[INPUT DATA]:
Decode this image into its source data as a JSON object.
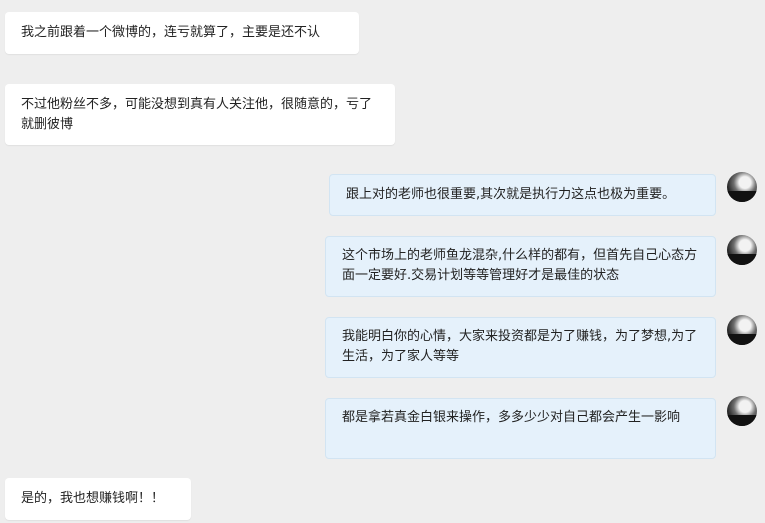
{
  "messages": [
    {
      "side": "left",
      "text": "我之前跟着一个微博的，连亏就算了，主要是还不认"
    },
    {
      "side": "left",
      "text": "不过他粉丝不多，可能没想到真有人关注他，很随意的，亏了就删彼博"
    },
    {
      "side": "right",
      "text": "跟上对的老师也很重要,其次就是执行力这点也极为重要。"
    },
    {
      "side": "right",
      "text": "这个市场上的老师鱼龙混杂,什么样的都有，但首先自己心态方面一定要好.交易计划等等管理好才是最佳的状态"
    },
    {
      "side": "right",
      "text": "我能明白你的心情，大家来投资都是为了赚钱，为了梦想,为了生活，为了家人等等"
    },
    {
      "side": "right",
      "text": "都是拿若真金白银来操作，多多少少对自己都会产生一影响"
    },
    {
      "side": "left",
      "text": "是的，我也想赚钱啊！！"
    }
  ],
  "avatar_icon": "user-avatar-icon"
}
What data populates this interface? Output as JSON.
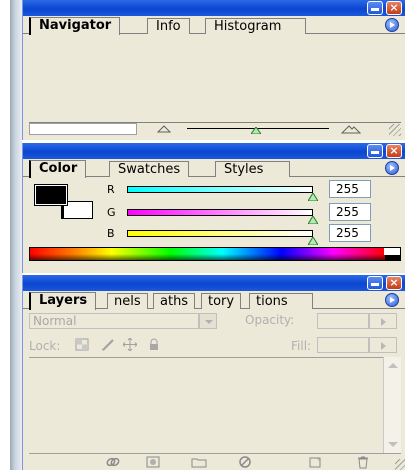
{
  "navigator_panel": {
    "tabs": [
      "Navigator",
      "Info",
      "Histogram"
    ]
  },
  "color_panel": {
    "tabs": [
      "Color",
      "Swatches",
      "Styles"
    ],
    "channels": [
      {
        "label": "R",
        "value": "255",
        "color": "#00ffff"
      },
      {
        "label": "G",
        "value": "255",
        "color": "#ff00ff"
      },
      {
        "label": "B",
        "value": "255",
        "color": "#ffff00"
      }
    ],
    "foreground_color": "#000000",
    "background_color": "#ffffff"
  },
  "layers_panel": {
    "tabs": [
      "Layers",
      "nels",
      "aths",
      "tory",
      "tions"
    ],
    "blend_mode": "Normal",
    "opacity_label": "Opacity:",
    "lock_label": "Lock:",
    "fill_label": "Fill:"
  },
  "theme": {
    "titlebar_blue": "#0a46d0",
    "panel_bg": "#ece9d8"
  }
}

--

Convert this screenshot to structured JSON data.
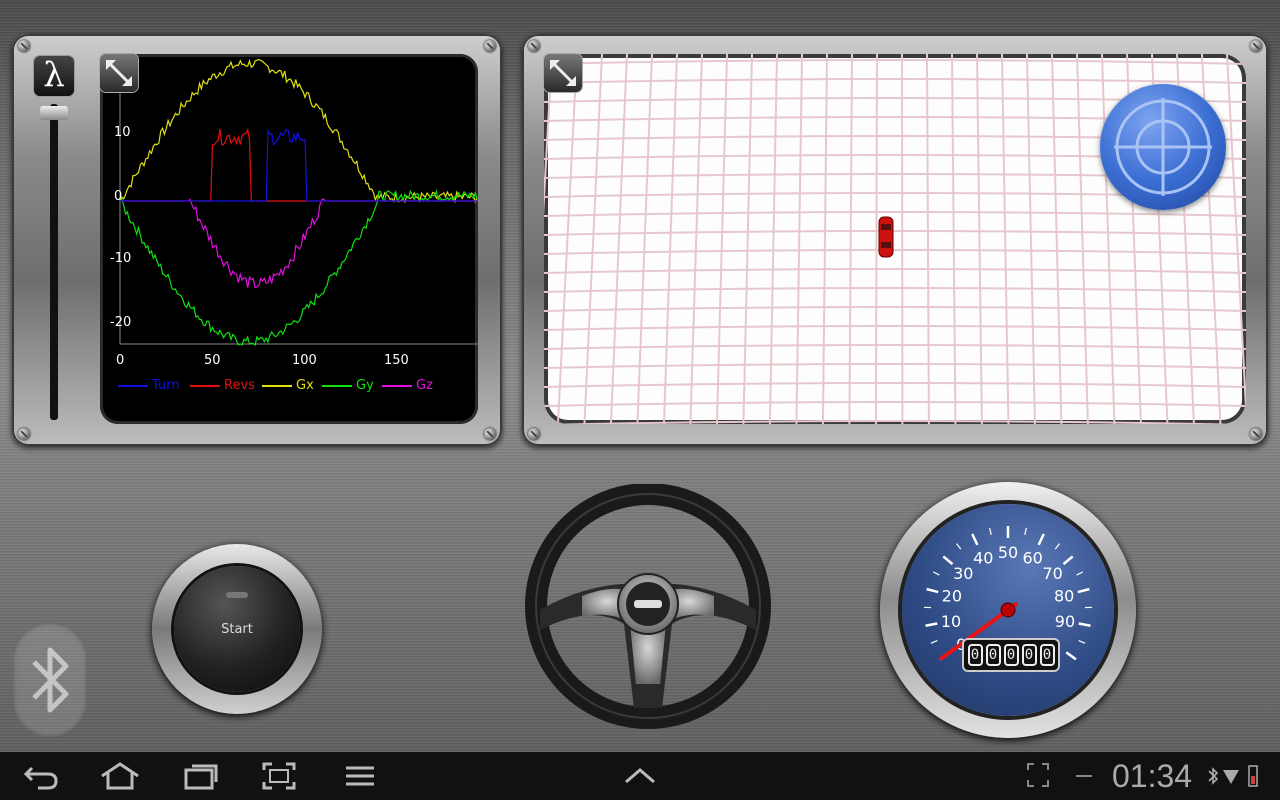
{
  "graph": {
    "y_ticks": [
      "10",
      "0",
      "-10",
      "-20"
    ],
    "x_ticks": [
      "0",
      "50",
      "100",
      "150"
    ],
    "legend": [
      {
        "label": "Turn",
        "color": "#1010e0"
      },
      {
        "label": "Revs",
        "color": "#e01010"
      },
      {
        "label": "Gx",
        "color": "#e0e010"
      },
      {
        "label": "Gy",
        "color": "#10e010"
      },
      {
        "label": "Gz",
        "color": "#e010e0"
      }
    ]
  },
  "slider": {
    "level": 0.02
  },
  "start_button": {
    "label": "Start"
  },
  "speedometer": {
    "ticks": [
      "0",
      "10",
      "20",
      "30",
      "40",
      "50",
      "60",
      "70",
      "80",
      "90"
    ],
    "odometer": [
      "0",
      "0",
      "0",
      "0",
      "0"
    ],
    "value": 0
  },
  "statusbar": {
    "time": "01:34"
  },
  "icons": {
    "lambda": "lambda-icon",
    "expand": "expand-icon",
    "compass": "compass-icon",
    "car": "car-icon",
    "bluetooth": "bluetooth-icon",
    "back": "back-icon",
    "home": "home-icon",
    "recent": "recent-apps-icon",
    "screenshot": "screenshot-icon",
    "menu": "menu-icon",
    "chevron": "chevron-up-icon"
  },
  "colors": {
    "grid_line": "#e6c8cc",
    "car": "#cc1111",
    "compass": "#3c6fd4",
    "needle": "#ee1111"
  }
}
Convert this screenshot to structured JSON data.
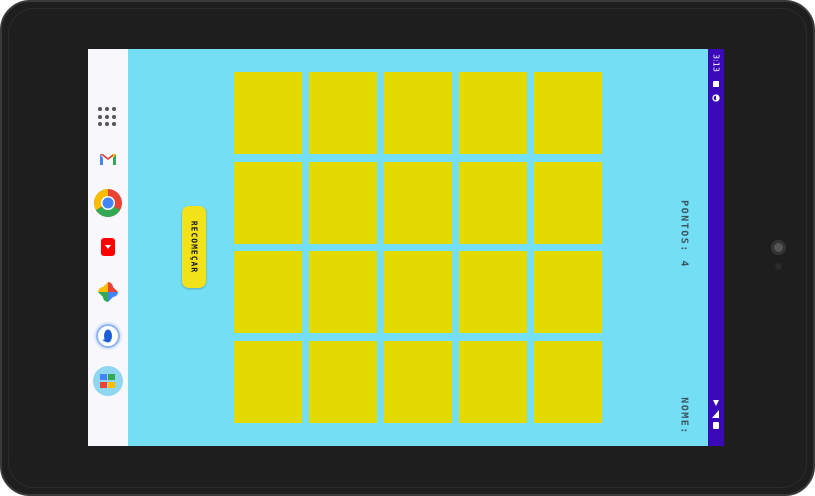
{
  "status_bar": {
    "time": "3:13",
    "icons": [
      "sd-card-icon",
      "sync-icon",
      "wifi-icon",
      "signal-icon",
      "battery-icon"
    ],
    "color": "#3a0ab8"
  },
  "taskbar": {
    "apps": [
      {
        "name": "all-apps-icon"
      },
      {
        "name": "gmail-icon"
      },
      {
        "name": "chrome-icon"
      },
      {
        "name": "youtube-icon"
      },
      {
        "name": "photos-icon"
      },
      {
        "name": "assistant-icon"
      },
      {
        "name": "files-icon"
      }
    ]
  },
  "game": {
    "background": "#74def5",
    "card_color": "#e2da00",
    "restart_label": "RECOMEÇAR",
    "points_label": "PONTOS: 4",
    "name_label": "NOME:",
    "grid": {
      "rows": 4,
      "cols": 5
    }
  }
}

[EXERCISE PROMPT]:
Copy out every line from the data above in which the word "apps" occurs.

[EXERCISE RESPONSE]:
    "recent": "recent-apps-icon",
    "apps": [
        "name": "all-apps-icon"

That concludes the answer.